The imbalance between water supply and demand is of growing concern globally. Rarely a day goes by without news about the dwindling surface water supplies, with the Colorado River as the poster child. Coverage of approaches to addressing the supply/demand imbalance is broad, with strategies including augmentation, reuse, market mechanisms, and conservation.
Sharon B. Megdal
Sharon B. Megdal
350 North Campbell Ave.
Tucson, AZ 85719
Sharon B. Megdal, Ph.D. is Director of The University of Arizona Water Resources Research Center (WRRC), a Cooperative Extension center and a research unit in the College of Agriculture and Life Sciences. Other primary titles are Professor and Specialist in the Department of Environmental Science, C.W. & Modene Neely Endowed Professor, and Distinguished Outreach Professor.
Sharon Megdal aims to bridge the academic, practitioner, and civil society communities through water policy and management research, education, and engagement programs. The geographic scope of Dr. Megdal’s work ranges from local to international. Applied research projects include analysis of water management, policy, and governance in water-scarce regions, groundwater recharge, and transboundary aquifer assessment. Key engagement initiatives are Indigenous Water Dialogues and Diversifying Voices in Water Resources.
She is the lead editor of the book, Shared Borders, Shared Waters: Israeli-Palestinian and Colorado River Basin Water Challenges and she has guest edited several special journal issues. Her policy columns and Reflections essays can be found here. Dr. Megdal teaches the multi-disciplinary graduate course “Water Policy in Arizona and Semi-arid Regions”. In 2020, she was awarded the Warren A. Hall Medal for lifetime achievement in water resources research and education by the Universities Council on Water Resources.

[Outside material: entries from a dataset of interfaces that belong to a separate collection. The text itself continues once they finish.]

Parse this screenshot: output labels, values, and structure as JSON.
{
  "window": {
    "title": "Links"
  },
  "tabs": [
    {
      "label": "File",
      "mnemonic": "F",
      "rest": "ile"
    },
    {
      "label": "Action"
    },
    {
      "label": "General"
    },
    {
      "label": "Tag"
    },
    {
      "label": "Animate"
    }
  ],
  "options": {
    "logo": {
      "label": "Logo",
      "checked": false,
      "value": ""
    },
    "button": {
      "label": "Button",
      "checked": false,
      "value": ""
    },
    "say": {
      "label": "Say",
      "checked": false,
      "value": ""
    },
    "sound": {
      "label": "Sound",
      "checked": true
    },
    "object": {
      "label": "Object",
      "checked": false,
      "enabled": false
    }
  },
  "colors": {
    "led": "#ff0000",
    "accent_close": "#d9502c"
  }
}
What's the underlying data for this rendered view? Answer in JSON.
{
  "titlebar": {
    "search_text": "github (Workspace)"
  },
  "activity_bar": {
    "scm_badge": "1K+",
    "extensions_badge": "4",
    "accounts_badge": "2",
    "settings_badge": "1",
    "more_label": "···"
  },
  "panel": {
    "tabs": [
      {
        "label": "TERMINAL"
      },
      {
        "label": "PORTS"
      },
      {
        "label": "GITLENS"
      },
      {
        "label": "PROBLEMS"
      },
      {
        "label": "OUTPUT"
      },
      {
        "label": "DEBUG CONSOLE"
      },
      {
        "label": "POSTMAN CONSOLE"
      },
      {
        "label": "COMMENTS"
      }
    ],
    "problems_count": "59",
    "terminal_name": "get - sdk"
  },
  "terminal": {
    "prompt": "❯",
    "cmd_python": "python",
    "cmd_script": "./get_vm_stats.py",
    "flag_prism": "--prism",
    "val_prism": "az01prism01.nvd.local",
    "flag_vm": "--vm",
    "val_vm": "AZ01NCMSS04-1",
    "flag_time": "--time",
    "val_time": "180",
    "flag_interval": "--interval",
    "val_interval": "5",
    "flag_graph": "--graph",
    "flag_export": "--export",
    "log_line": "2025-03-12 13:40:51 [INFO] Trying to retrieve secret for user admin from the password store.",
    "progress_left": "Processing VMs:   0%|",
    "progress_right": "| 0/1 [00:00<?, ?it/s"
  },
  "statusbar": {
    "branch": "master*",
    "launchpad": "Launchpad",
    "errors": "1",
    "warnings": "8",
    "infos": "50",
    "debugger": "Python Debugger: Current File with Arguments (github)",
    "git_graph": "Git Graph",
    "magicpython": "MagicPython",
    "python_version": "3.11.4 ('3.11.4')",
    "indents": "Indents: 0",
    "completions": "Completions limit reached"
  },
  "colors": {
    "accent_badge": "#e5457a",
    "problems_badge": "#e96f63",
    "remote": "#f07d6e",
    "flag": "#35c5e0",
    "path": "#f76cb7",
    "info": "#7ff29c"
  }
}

Sharon Megdal serves as on the Board of the American Water Resources Association and is an ex officio member of the Leadership Team for the Colorado River Basin Water & Tribes Initiative. Recent professional service includes serving for 12 years as a popularly elected Director for the Central Arizona Water Conservation District, also known as the Central Arizona Project (CAP), and Board President for the International Arid Lands Consortium. Dr. Megdal has served on numerous Arizona boards and commissions, including the Arizona Corporation Commission, the State Transportation Board, and the Arizona Medical Board. She holds a Ph.D. degree in Economics from Princeton University. Dr. Megdal’s full CV can be found here.
Email address: email@example.com
Mailing address: Water Resources Research Center, The University of Arizona, 350 N. Campbell Ave., Tucson, AZ 85719 USA
Office Phone: 1-520-621-9591; Fax: 1-520-792-8518; Mobile: 1-520-241-0298
WRRC web site: wrrc.arizona.edu
Droughts have severe impacts on the economy, society, and environment. They also have impacts on groundwater and vice versa. While most analyses consider drought and groundwater as disconnected, we argue that drought and groundwater management should be conjunctively considered. This article presents some key interconnections, identifies challenges, and discusses illustrative policy responses.
On August 16, 2021, the U.S. Bureau of Reclamation announced the first-ever Tier 1 Colorado River shortage. The water delivery cutbacks, which went into effect on January 1, 2022, per the “Colorado River Interim Guidelines for Low Basin Shortages and Coordinate Operations for Lake Powell and Lake Mead” (2007 Interim Guidelines), are most significant for the Central Arizona Project (CAP). Governed by the Central Arizona Water Conservation District, CAP delivers water into Central Arizona for use by tribal, municipal and industrial, and agricultural users.
The impact of climate uncertainties is already evident in the border communities of the United States and Mexico. This semi-arid to arid border region has faced increased vulnerability to water scarcity, propelled by droughts, warming atmosphere, population growth, ecosystem sensitivity, and institutional asymmetries between the two countries. In this study, we assessed the annual water withdrawal, which is essential for maintaining long-term sustainable conditions in the Santa Cruz River Aquifer in Mexico, which is part of the U.S.–Mexico Transboundary Santa Cruz Aquifer.
Abstract:Sharing scientiﬁc data and information is often cited within academic literature as aninitial step of water cooperation, but the transfer of research ﬁndings into policy and practice is oftenslow and inconsistent. Certain attributes—including salience, credibility, and legitimacy of scientiﬁcinformation; iterative information production; and sociocultural factors—may inﬂuence how easilyscientiﬁc information can be used in management and policymaking. However, transnationalityusually complicates these sorts of interactions.